The Indian coronavirus variant may not be as transmissible as initially feared, a leading scientific adviser said.
Prof Neil Ferguson – the Imperial College London scientist whose modelling convinced the government to impose the first national lockdown last spring – said there was a “glimmer of hope” that although the variant of concern appears to have a significant advantage over the Kent variant, the “magnitude” of that could be lower than initially thought.
On Tuesday, Boris Johnson insisted there was no “conclusive” evidence to deviate from the road map out of England's lockdown despite the spread of COVID-19 cases involving the B.1.617.2 variant.
The prime minister had last week warned the rise in cases could risk the next stage of England’s road map out of lockdown, currently pencilled in for 21 June, being delayed.
If outbreaks are limited, ministers could opt instead to push ahead with the reopening while keeping some areas under restrictions in an echo of the controversial tiers system introduced last autumn.
On Wednesday, however, Prof Ferguson, who advises the government, said the most recent data suggest the variant may not be as transmissible as feared.
Watch: COVID-19 - Vaccine surge in coronavirus hotspots may not stop Indian variant spread, scientists warn PM
He told BBC Radio 4's Today programme: “We’re trying to work out if the rapid growth we’ve seen in areas such as Bolton is going to be typical of what we could expect to see elsewhere, or if it is what’s called a 'founder effect' – which is often seen in these circumstances.
"There’s a glimmer of hope from the recent data that while this variant does still appear to have a significant growth advantage, the magnitude of that advantage seems to have dropped a little bit with the most recent data so the curves are flattening a little."
But he stressed it will take “a little more time before we can be definitive about that”.
One of the issues facing scientists trying to work out whether this new variant is more transmissible than the Kent version is because of how it entered the UK.
Prof Ferguson said it was introduced from overseas, principally into people with Indian ethnicity, which means there is a higher chance of it being located in multi-generational households and often in quite deprived areas with high-density housing.
He also said it remained unclear whether the vaccine would prevent high levels of transmission in the community.
On vaccines, he emphasised the likelihood of jabs still being able to prevent severe disease – though there were also some “hints in the data” of reduced vaccine efficacy when it comes to getting infected in the first place, and against transmission.
The new strain was designated a “variant of concern” last week.

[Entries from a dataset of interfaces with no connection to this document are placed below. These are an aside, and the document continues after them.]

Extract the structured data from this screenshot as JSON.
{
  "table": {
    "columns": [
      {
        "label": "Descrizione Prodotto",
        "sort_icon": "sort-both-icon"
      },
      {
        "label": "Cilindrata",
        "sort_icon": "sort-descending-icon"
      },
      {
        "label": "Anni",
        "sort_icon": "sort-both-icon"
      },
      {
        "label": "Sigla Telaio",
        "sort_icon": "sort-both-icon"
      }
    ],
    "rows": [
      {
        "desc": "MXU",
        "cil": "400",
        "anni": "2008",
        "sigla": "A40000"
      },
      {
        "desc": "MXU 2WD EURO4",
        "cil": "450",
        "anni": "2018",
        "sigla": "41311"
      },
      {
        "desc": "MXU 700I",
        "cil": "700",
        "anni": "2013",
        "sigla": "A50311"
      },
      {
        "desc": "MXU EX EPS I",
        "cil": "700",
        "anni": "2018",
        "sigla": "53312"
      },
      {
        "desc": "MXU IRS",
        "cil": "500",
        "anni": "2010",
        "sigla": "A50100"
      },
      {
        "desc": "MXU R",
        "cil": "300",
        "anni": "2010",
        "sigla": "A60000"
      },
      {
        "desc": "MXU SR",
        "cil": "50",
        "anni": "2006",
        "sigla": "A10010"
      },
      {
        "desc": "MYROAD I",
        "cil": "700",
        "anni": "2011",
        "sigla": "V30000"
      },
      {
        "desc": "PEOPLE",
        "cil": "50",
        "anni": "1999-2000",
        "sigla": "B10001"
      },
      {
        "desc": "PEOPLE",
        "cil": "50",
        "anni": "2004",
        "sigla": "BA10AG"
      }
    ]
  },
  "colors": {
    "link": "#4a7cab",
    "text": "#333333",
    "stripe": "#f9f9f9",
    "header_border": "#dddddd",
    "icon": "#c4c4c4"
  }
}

Initially data suggested it could be as much as “50% more transmissible” than the Kent strain, according to the Scientific Advisory Group for Emergencies (Sage).
Prof Ferguson said it is "much easier to deal with 20%, even 30%" than it would be 50% or more.
Last week, England's chief medical officer Prof Chris Whitty said it would only be a matter of time before the new variant became the dominant strain in the UK.
The latest figures, announced by Matt Hancock in the House of Commons on Monday, showed there were 2,323 B.1.617.2 infections in the UK. This was nearly double the number – 1,313 – announced by Public Health England on Thursday.
Watch: What UK government COVID-19 support is available?